##### GIVEN INFORMATION

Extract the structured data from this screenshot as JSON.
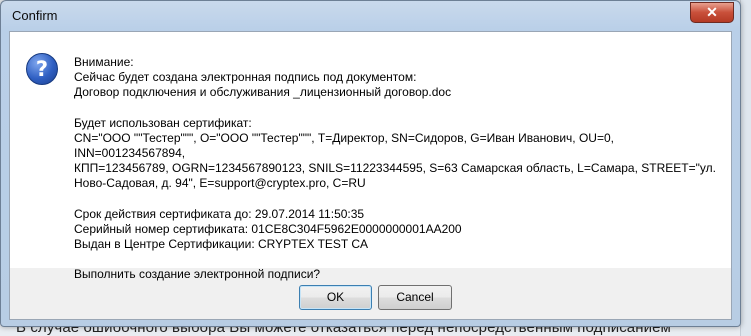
{
  "background": {
    "text": "В случае ошибочного выбора Вы можете отказаться перед непосредственным подписанием"
  },
  "dialog": {
    "title": "Confirm",
    "close_label": "✕",
    "icon": "question-icon",
    "lines": {
      "attention": "Внимание:",
      "will_create": "Сейчас будет создана электронная подпись под документом:",
      "document_name": "Договор подключения и обслуживания _лицензионный договор.doc",
      "cert_used": "Будет использован сертификат:",
      "cert_line1": "CN=\"ООО \"\"Тестер\"\"\", O=\"ООО \"\"Тестер\"\"\", T=Директор, SN=Сидоров, G=Иван Иванович, OU=0, INN=001234567894,",
      "cert_line2": "КПП=123456789, OGRN=1234567890123, SNILS=11223344595, S=63 Самарская область, L=Самара, STREET=\"ул.",
      "cert_line3": "Ново-Садовая, д. 94\", E=support@cryptex.pro, C=RU",
      "valid_until": "Срок действия сертификата до: 29.07.2014 11:50:35",
      "serial": "Серийный номер сертификата: 01CE8C304F5962E0000000001AA200",
      "issued_by": "Выдан в Центре Сертификации: CRYPTEX TEST CA",
      "question": "Выполнить создание электронной подписи?"
    },
    "buttons": {
      "ok": "OK",
      "cancel": "Cancel"
    }
  },
  "colors": {
    "frame": "#b9cfe8",
    "close": "#c9503a",
    "default_button_border": "#3c7fb1"
  }
}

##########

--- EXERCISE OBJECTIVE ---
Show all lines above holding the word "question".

--- EXPECTED OUTPUT ---
    "icon": "question-icon",
      "question": "Выполнить создание электронной подписи?"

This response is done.